Marie Digby, Unfold
Most of you out there that read this blog know that I lost my job last October. I’ve made no secret out of the amount of stress the job caused in my life, particularly trying to maintain it while struggling with a plethora of health problems. What I might not have adequately conveyed, however, is that there were very few times when I was actually performing my job where I was unhappy. Sure I hated the politics of my department; the bitchy coworker who wouldn’t say hello back to me in the morning; the fact that the longer I struggled with my health the more I was held personally responsible for my condition. Yeah, I loooved having cancer, it got me out of sooo much work. Riiight… Insert picture of me rolling my eyes here. But if I divorce all of that stuff from the actual work I was doing, it was very rewarding. It certainly kept me busy and I felt that what I did was meaningful; that I had a purpose. I know that there are kids out there that I have effectively changed their outcomes for the better.
There were times, however, when I was terribly depressed. Looking back on it, I don’t think a lot of that had to do with the job, my health, or my life’s circumstances. Sure, those things didn’t help, but I think the real problem (at least emotionally) was the result of a byproduct: I had stopped being creative. My job left me emotionally and physically exhausted. I had no energy to create at the end of the day. My health issues can be all-consuming, leaving me hospitalized or in bed for weeks at a time. For me stagnation breeds despair. And so, for the last five years, without even realizing it, I’ve been mourning the loss of my creative self.
Today I was driving around completing my to-do-list and was reflecting on my more positive frame of mind. I find that I handle a lot of things better now that I’m not working. I’m not sick any less, but when I’m in pain or unable to complete daily tasks, I am more accepting of it. I just handle it better. I was thinking of why that is. I definitely feel less stress, but I’m not sure there is actually less stress in my life. As I said before, my health hasn’t really changed. And instead of worrying about work, I worry about making ends meet, whether or not the insurance is going to cover my health costs, whether we’re going to be able to pay the mortgage on time, if my “bro-son” Zach is safe and eating well. There’s still plenty to stress about.
What has changed for me is that I feel productive in a way that I didn’t feel even when I was working. Social work can be like walking on a treadmill that is set on a steep incline and is steadily getting faster. Eventually it’s all you can do to stay on the track.
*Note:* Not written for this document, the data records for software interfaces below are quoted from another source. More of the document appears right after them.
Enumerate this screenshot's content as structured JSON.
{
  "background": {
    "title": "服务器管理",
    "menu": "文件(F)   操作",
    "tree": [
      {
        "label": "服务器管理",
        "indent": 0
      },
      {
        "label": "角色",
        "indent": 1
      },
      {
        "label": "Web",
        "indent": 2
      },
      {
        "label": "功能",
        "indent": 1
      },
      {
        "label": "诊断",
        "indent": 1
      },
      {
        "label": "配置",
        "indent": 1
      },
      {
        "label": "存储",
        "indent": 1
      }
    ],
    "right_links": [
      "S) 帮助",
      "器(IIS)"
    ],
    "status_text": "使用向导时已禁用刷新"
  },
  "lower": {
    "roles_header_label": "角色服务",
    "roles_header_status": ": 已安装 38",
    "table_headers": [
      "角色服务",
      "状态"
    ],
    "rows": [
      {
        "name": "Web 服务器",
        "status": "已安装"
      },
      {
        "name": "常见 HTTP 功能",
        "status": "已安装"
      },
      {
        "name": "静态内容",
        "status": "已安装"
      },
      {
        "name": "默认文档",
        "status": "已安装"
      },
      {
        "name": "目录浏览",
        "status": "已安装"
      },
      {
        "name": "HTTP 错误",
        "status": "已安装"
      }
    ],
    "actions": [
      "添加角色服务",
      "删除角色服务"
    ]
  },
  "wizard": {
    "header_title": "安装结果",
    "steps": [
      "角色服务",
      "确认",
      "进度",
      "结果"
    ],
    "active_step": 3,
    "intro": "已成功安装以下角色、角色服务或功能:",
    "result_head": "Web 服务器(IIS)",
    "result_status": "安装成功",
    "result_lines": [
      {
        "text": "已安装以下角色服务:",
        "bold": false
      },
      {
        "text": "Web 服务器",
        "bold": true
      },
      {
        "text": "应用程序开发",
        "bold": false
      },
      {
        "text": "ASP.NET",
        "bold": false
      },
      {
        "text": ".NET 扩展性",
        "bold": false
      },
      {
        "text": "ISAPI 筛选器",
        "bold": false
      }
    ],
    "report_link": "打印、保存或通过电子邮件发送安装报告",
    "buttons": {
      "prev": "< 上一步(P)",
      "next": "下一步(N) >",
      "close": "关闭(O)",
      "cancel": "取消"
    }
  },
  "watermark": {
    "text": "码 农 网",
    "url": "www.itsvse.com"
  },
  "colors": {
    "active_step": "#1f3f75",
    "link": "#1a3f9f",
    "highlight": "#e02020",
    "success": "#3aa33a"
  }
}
There is no progress, at least none that you can see in the moment. The more you understand the job, the longer your lists become. If you aren’t overwhelmed then you aren’t doing it right. Now my days consist of almost purely creative endeavors. Projects I can start and finish.
One of the many purposes of this blog is to have a place where I can share my processes and creations. I have several things in the works right now. As I finish each of them, I’ll be posting pictures, how-to directions, and any incidental craziness that might have ensued during the creative process. Thanks to a friend from high school, I’m converting an old claw-foot tub into a sofa for our living room. Pinterest has me playing around with watercolors again. My stained glass projects are always ongoing. And Ben and I are making a tea cabinet together. Such collaborative efforts lead to hilarious exchanges that end with me throwing my hands into the air and yelling, “Ben, your mechanics are ruining my aesthetic!” Then we laugh and come up with a hundred new ideas that will also cause us to lovingly bicker about design and functionality. Oh, and I’m knitting and cross-stitching again. I have curtains to hem and a great idea for a full-length mirror mosaic for our bedroom. Just thinking about these things makes me happy. Combine this new sense of purpose with a loving family, a supportive husband, and my two little dogez and I’ve got to say: life’s pretty good right now.